  • Washington News

1. The McCone appointment is the big news here.2 I, for one, underestimated the strength of the opposition in the second and third levels of CIA and State. It appears that most of the people involved in intelligence estimates on atomic energy matters thought McCone was highly prejudiced. He also had a reputation, in these circles, as an “operator” whose loyalty to Administration policy was doubtful. So there is a significant problem in working out a pattern of strong cooperation and support for him.

Less important in the long run, but more urgent at the moment, is the unrest in the President’s Board of Consultants on Foreign Intelligence.3Killian has made noises about resigning, and indicates that he thinks one or two other members of the Board may also withdraw. In part this is because they feel they were not consulted, but more deeply it arises from the fact that several of them—Killian, Gray, and Baker—have had sharp disagreements with McCone in the past. General Taylor has talked to Bobby about this and probably is trying to calm Killian down. I am planning to have a talk with Allen Dulles about it with the same purpose in mind, and I think I can also do something with Baker and the scientific community generally. I have also talked to Joe Alsop, and I think we will got a helpful column from him, aimed in part at this same problem. He thinks it is the best possible appointment and says he will try to say so in terms calculated to encourage sensible scientists and bureaucrats. (I have some doubt whether he will succeed-Joe’s feeling is that anyone who is against McCone is a proven follower of twaddley, and I doubt his ability to be gentle with people whom he views in this light—unfortunately his diagnosis is wrong, and some very good men are disquieted.)

[Here follow paragraphs 2–6 concerning other subjects. Paragraph 2 deals with the defense budget.

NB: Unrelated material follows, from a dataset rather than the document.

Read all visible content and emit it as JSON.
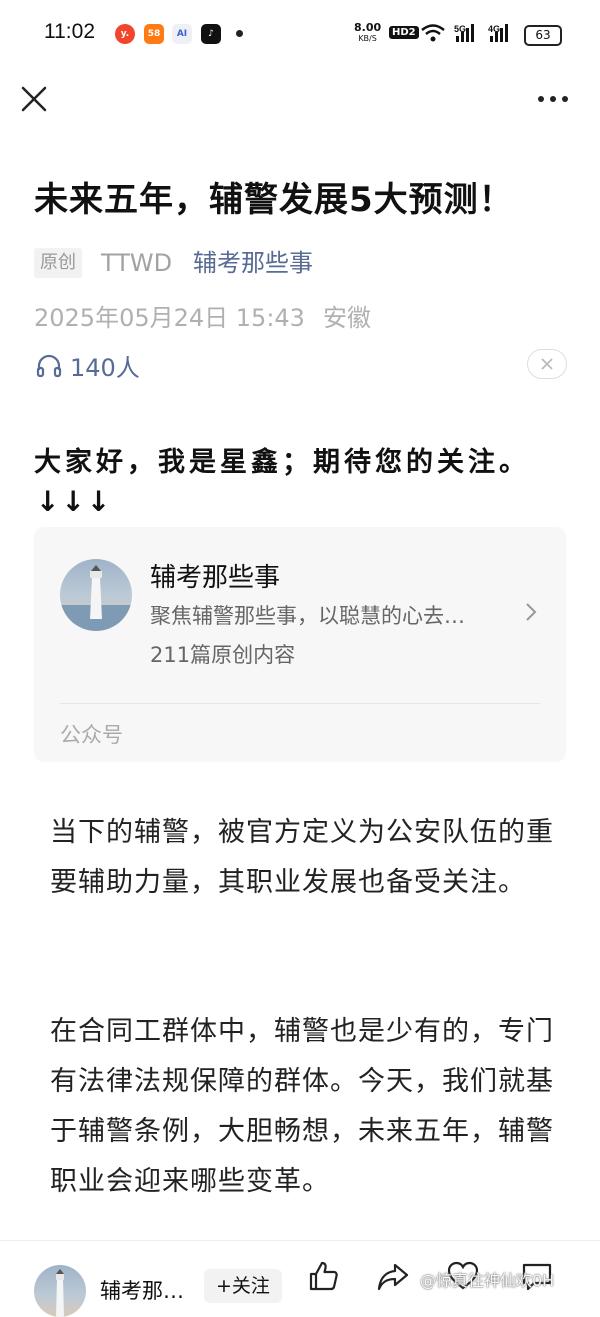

Paragraph 3, concerning foreign aid legislation, is printed as Document 75; paragraph 4, concerning Chester [Page 189] Bowles, is printed as Document 43. Paragraphs 5 and 6 deal with Syria and Berlin, respectively.]

McG. B.4
  1. Source: Kennedy Library, National Security Files, Bundy Memoranda to the President, 8/22/61–9/30/61. Secret.
  2. President Kennedy appointed John A. McCone to the position of Director of Central Intelligence on September 27.
  3. The former President’s Board of Consultants for Foreign Intelligence Activities was replaced on May 4 by the President’s Foreign Intelligence Advisory Board; see Document 87.
  4. Printed from a copy that bears these typed initials.